For generations, Americans have thought of themselves as part of a dynamic, innovative and ever-expanding country, with an almost limitless horizon. In recent weeks, they have seen a portrait of a different nation, one that challenges assumptions about America as a land of continuing growth and unlimited opportunity.

On April 26, the Census Bureau reported that in the last decade the U.S. population grew at its slowest rate since the Great Depression, and the second-slowest rate for any 10-year period since the nation’s founding. Last week, the government reported that the nation’s birthrate had declined for the sixth straight year, including a precipitous drop in births in December, adding up to fertility rates too low to keep the country’s population growing by births alone.
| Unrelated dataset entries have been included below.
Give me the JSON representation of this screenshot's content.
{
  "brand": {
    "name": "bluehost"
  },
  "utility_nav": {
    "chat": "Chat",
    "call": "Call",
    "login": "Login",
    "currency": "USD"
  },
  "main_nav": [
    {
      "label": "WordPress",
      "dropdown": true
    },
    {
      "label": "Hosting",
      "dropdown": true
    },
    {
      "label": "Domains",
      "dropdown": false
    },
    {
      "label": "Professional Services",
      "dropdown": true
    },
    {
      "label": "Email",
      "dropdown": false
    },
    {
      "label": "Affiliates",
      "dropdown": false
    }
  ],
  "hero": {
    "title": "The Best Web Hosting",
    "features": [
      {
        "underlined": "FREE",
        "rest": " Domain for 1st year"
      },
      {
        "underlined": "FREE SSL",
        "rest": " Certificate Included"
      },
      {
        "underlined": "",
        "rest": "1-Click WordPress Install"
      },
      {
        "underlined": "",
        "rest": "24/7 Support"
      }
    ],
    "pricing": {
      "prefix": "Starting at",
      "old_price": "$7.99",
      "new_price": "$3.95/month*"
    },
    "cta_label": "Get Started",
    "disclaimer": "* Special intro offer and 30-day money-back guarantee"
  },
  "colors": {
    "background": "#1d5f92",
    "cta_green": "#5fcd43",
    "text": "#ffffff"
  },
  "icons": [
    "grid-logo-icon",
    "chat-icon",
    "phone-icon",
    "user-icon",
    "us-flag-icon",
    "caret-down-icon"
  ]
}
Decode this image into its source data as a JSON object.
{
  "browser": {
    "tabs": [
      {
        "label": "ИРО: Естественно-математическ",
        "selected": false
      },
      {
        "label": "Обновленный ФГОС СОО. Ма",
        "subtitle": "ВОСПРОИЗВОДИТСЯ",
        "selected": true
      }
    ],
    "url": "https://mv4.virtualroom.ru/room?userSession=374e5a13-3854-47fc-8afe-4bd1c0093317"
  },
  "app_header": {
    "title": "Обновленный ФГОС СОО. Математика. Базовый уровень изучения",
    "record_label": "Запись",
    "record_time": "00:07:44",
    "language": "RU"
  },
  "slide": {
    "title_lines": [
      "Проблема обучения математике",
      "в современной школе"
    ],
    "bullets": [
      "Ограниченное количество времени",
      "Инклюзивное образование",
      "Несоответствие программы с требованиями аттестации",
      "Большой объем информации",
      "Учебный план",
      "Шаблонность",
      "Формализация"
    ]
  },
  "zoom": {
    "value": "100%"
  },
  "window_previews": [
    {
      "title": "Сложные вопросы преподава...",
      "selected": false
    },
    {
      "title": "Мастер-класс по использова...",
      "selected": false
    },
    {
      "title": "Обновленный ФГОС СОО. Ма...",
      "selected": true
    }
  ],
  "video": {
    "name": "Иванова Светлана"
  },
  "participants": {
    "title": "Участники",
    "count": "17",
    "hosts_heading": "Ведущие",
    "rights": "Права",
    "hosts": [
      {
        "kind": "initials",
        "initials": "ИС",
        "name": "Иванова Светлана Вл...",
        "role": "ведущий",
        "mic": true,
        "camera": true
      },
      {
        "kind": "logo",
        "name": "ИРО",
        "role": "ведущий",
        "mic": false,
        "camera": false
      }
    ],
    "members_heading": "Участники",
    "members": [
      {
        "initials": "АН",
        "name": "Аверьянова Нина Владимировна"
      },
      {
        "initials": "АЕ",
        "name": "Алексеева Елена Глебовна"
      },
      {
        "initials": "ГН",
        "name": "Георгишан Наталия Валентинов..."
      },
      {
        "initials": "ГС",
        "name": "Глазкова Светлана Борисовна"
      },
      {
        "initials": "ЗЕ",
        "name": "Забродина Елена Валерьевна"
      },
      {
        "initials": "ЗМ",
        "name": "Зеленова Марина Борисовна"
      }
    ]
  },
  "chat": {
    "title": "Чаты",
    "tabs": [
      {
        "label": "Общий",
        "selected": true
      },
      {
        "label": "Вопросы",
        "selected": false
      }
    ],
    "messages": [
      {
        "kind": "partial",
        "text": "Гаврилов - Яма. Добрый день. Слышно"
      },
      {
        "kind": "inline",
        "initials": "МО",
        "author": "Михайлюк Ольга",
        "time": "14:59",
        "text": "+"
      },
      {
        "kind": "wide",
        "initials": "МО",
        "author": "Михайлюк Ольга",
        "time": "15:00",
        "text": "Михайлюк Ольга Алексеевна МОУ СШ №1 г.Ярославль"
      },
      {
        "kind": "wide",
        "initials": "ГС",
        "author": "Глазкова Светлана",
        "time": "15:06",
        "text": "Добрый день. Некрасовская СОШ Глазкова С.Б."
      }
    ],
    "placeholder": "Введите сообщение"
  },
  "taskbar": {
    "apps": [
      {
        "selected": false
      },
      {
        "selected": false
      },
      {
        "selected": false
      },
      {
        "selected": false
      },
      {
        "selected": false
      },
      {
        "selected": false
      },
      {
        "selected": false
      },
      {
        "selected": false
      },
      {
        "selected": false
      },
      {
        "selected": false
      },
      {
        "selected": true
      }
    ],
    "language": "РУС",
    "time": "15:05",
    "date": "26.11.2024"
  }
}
To demographers and others who study these trends, the official figures were not a surprise, merely confirmation of patterns visible for some time. Nor are they unique to the United States. Other industrialized nations from Japan to those throughout Europe have been facing the same or worse for years. But coming as they did in rapid succession — and with the imprimatur of the decennial census on the slowing population growth — the numbers amounted to a blinking light about the path ahead.